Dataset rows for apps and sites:
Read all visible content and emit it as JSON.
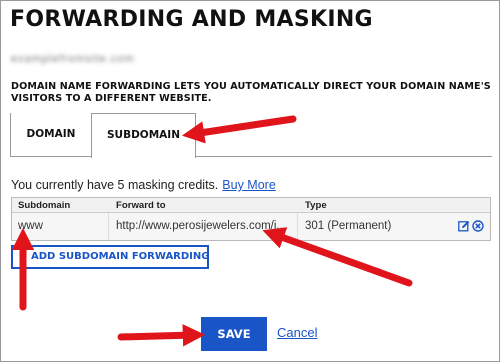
{
  "page": {
    "title": "FORWARDING AND MASKING",
    "domain_name": "examplefromsite.com",
    "description": "DOMAIN NAME FORWARDING LETS YOU AUTOMATICALLY DIRECT YOUR DOMAIN NAME'S VISITORS TO A DIFFERENT WEBSITE."
  },
  "tabs": [
    {
      "label": "DOMAIN",
      "active": false
    },
    {
      "label": "SUBDOMAIN",
      "active": true
    }
  ],
  "credits": {
    "text": "You currently have 5 masking credits.",
    "link": "Buy More"
  },
  "table": {
    "headers": [
      "Subdomain",
      "Forward to",
      "Type"
    ],
    "rows": [
      {
        "subdomain": "www",
        "forward_to": "http://www.perosijewelers.com/i...",
        "type": "301 (Permanent)"
      }
    ]
  },
  "buttons": {
    "add": "ADD SUBDOMAIN FORWARDING",
    "save": "SAVE",
    "cancel": "Cancel"
  },
  "icons": {
    "edit": "edit-icon",
    "delete": "delete-icon",
    "arrow": "red-arrow-icon"
  },
  "colors": {
    "accent": "#1a55c7",
    "annotation": "#e0141b"
  }
}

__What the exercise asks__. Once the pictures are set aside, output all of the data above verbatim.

__Output__.
Read all visible content and emit it as JSON.
{
  "page": {
    "title": "FORWARDING AND MASKING",
    "domain_name": "examplefromsite.com",
    "description": "DOMAIN NAME FORWARDING LETS YOU AUTOMATICALLY DIRECT YOUR DOMAIN NAME'S VISITORS TO A DIFFERENT WEBSITE."
  },
  "tabs": [
    {
      "label": "DOMAIN",
      "active": false
    },
    {
      "label": "SUBDOMAIN",
      "active": true
    }
  ],
  "credits": {
    "text": "You currently have 5 masking credits.",
    "link": "Buy More"
  },
  "table": {
    "headers": [
      "Subdomain",
      "Forward to",
      "Type"
    ],
    "rows": [
      {
        "subdomain": "www",
        "forward_to": "http://www.perosijewelers.com/i...",
        "type": "301 (Permanent)"
      }
    ]
  },
  "buttons": {
    "add": "ADD SUBDOMAIN FORWARDING",
    "save": "SAVE",
    "cancel": "Cancel"
  },
  "icons": {
    "edit": "edit-icon",
    "delete": "delete-icon",
    "arrow": "red-arrow-icon"
  },
  "colors": {
    "accent": "#1a55c7",
    "annotation": "#e0141b"
  }
}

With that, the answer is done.